§ Exercise goal
Based on the listing below, report how many lines contain the word "JSON". Nothing but the number, please.

§ Material provided
========================================================================

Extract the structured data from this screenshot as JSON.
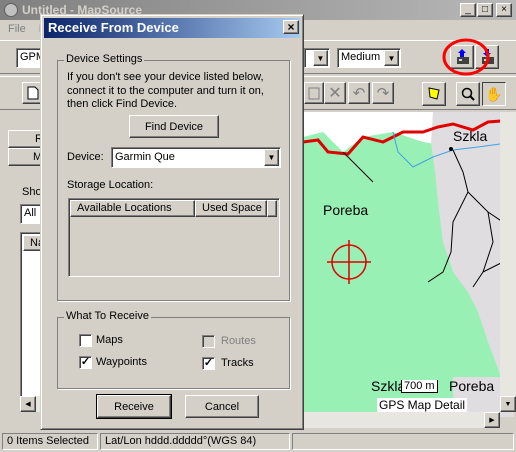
{
  "main_window": {
    "title": "Untitled - MapSource",
    "menu": [
      "File",
      "E"
    ],
    "controls": {
      "minimize": "_",
      "maximize": "□",
      "close": "×"
    }
  },
  "toolbar": {
    "product_select": "GPM",
    "detail_select": "Medium",
    "receive_from_device_icon": "receive-from-device-icon",
    "send_to_device_icon": "send-to-device-icon"
  },
  "left_panel": {
    "tab_1": "R",
    "tab_2": "M",
    "show_label": "Sho",
    "show_select": "All C",
    "list_header": "Na"
  },
  "map": {
    "labels": {
      "szkla_top": "Szkla",
      "poreba_left": "Poreba",
      "szkla_bottom": "Szkla",
      "poreba_bottom": "Poreba"
    },
    "scale": "700 m",
    "detail": "GPS Map Detail"
  },
  "dialog": {
    "title": "Receive From Device",
    "close": "×",
    "device_settings": {
      "legend": "Device Settings",
      "help_line_1": "If you don't see your device listed below,",
      "help_line_2": "connect it to the computer and turn it on,",
      "help_line_3": "then click Find Device.",
      "find_device_button": "Find Device",
      "device_label": "Device:",
      "device_value": "Garmin Que",
      "storage_label": "Storage Location:",
      "columns": [
        "Available Locations",
        "Used Space"
      ]
    },
    "what_to_receive": {
      "legend": "What To Receive",
      "maps": {
        "label": "Maps",
        "checked": false,
        "enabled": true
      },
      "routes": {
        "label": "Routes",
        "checked": false,
        "enabled": false
      },
      "waypoints": {
        "label": "Waypoints",
        "checked": true,
        "enabled": true
      },
      "tracks": {
        "label": "Tracks",
        "checked": true,
        "enabled": true
      }
    },
    "receive_button": "Receive",
    "cancel_button": "Cancel"
  },
  "status_bar": {
    "items_selected": "0 Items Selected",
    "coord_format": "Lat/Lon hddd.ddddd°(WGS 84)"
  },
  "colors": {
    "dialog_title_start": "#0a246a",
    "dialog_title_end": "#a6caf0",
    "map_green": "#98f0b4",
    "map_gray": "#e0dde0",
    "road_red": "#e00000",
    "highlight_circle": "#ff0000"
  }
}
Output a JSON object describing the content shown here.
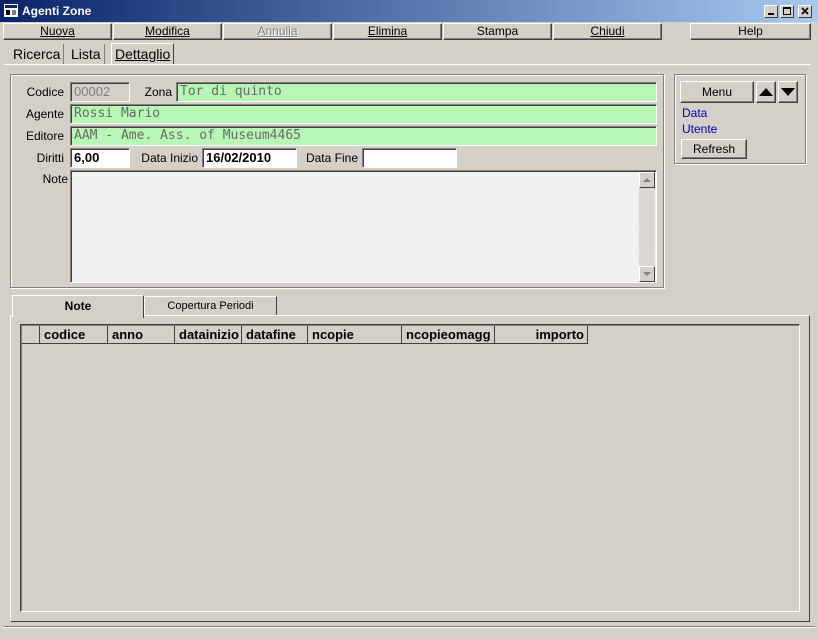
{
  "window": {
    "title": "Agenti Zone"
  },
  "toolbar": {
    "nuova": "Nuova",
    "modifica": "Modifica",
    "annulla": "Annulla",
    "elimina": "Elimina",
    "stampa": "Stampa",
    "chiudi": "Chiudi",
    "help": "Help"
  },
  "tabs": [
    "Ricerca",
    "Lista",
    "Dettaglio"
  ],
  "form": {
    "codice_label": "Codice",
    "codice_value": "00002",
    "zona_label": "Zona",
    "zona_value": "Tor di quinto",
    "agente_label": "Agente",
    "agente_value": "Rossi Mario",
    "editore_label": "Editore",
    "editore_value": "AAM - Ame. Ass. of Museum4465",
    "diritti_label": "Diritti",
    "diritti_value": "6,00",
    "data_inizio_label": "Data Inizio",
    "data_inizio_value": "16/02/2010",
    "data_fine_label": "Data Fine",
    "data_fine_value": "",
    "note_label": "Note",
    "note_value": ""
  },
  "side": {
    "menu": "Menu",
    "data": "Data",
    "utente": "Utente",
    "refresh": "Refresh"
  },
  "bottom_tabs": [
    "Note",
    "Copertura Periodi"
  ],
  "grid": {
    "columns": [
      "codice",
      "anno",
      "datainizio",
      "datafine",
      "ncopie",
      "ncopieomagg",
      "importo"
    ]
  },
  "colors": {
    "titlebar": "#0a246a",
    "field_green": "#b7f7b6",
    "link_blue": "#0000c0"
  }
}
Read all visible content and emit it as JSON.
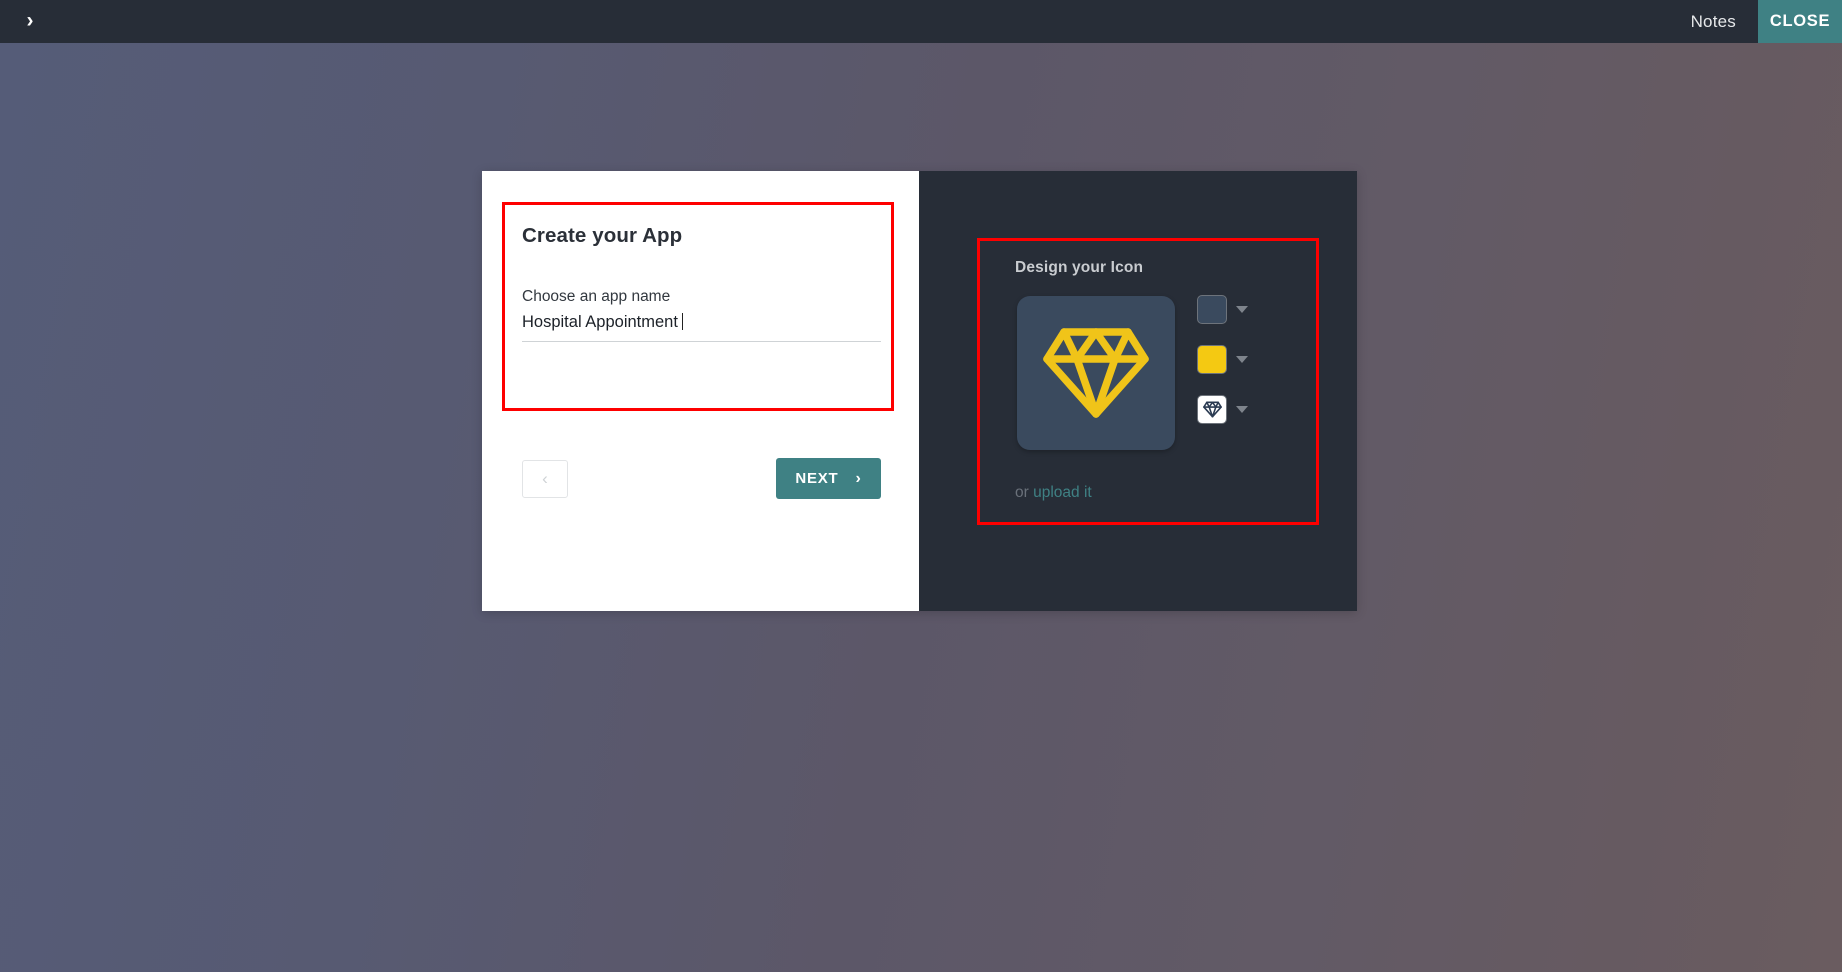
{
  "topbar": {
    "expand_icon": "chevron-right-icon",
    "notes_label": "Notes",
    "close_label": "CLOSE",
    "bg_color": "#272d37",
    "close_color": "#3f8184"
  },
  "dialog": {
    "left_panel": {
      "title": "Create your App",
      "field_label": "Choose an app name",
      "field_value": "Hospital Appointment",
      "field_placeholder": "Choose an app name",
      "back_icon": "chevron-left-icon",
      "next_label": "NEXT",
      "next_icon": "chevron-right-icon"
    },
    "right_panel": {
      "title": "Design your Icon",
      "preview_icon": "diamond-icon",
      "preview_bg_color": "#3a4a5e",
      "preview_icon_color": "#f0c419",
      "swatches": [
        {
          "name": "background-color-swatch",
          "color": "#3a4a5e",
          "type": "color"
        },
        {
          "name": "icon-color-swatch",
          "color": "#f4c912",
          "type": "color"
        },
        {
          "name": "icon-shape-swatch",
          "color": "#ffffff",
          "type": "glyph",
          "glyph": "diamond-icon"
        }
      ],
      "upload_prefix": "or ",
      "upload_link": "upload it"
    }
  },
  "annotations": {
    "left_box_color": "#fe0000",
    "right_box_color": "#fe0000"
  }
}
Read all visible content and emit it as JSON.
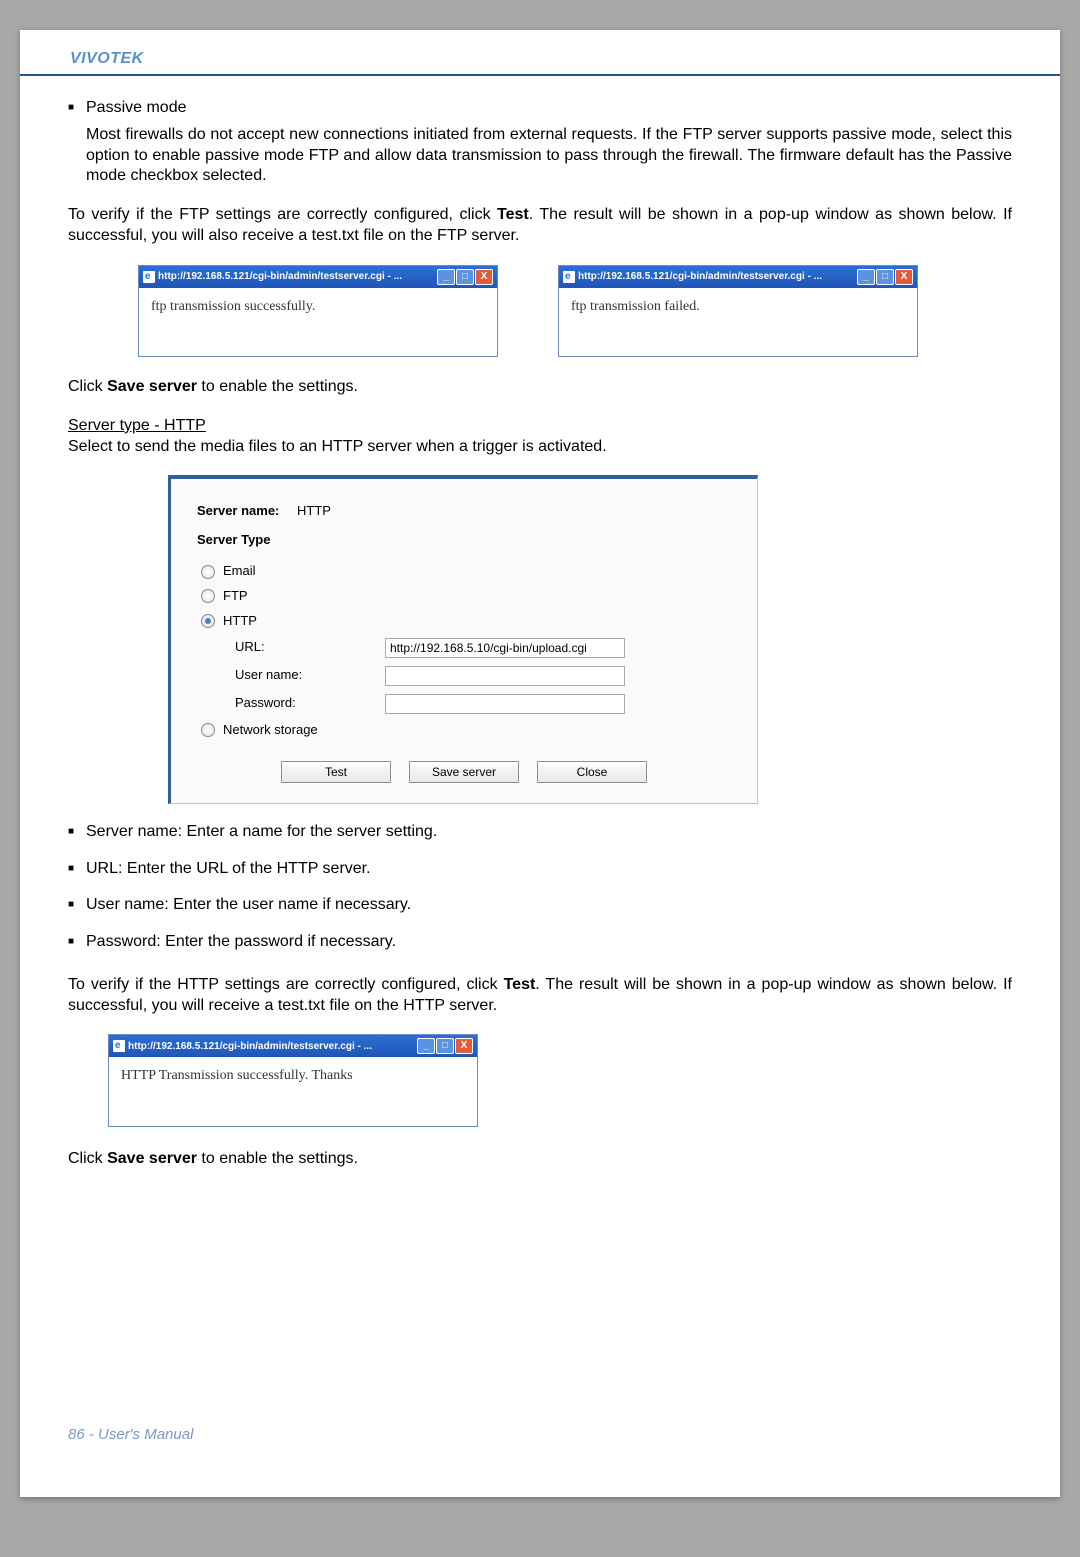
{
  "brand": "VIVOTEK",
  "passive": {
    "title": "Passive mode",
    "body": "Most firewalls do not accept new connections initiated from external requests. If the FTP server supports passive mode, select this option to enable passive mode FTP and allow data transmission to pass through the firewall. The firmware default has the Passive mode checkbox selected."
  },
  "ftp_verify": {
    "pre": "To verify if the FTP settings are correctly configured, click ",
    "word": "Test",
    "post": ". The result will be shown in a pop-up window as shown below. If successful, you will also receive a test.txt file on the FTP server."
  },
  "popup": {
    "title1": "http://192.168.5.121/cgi-bin/admin/testserver.cgi - ...",
    "body1": "ftp transmission successfully.",
    "title2": "http://192.168.5.121/cgi-bin/admin/testserver.cgi - ...",
    "body2": "ftp transmission failed."
  },
  "save_line": {
    "pre": "Click ",
    "word": "Save server",
    "post": " to enable the settings."
  },
  "http_section": {
    "title": "Server type - HTTP",
    "body": "Select to send the media files to an HTTP server when a trigger is activated."
  },
  "cfg": {
    "server_name_label": "Server name:",
    "server_name_value": "HTTP",
    "server_type": "Server Type",
    "radio_email": "Email",
    "radio_ftp": "FTP",
    "radio_http": "HTTP",
    "url_label": "URL:",
    "url_value": "http://192.168.5.10/cgi-bin/upload.cgi",
    "user_label": "User name:",
    "user_value": "",
    "pass_label": "Password:",
    "pass_value": "",
    "radio_ns": "Network storage",
    "btn_test": "Test",
    "btn_save": "Save server",
    "btn_close": "Close"
  },
  "cfg_bullets": {
    "server_name": "Server name: Enter a name for the server setting.",
    "url": "URL: Enter the URL of the HTTP server.",
    "user": "User name: Enter the user name if necessary.",
    "pass": "Password: Enter the password if necessary."
  },
  "http_verify": {
    "pre": "To verify if the HTTP settings are correctly configured, click ",
    "word": "Test",
    "post": ". The result will be shown in a pop-up window as shown below. If successful, you will receive a test.txt file on the HTTP server."
  },
  "popup3": {
    "title": "http://192.168.5.121/cgi-bin/admin/testserver.cgi - ...",
    "body": "HTTP Transmission successfully. Thanks"
  },
  "footer": "86 - User's Manual"
}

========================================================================

§ Result of this task
4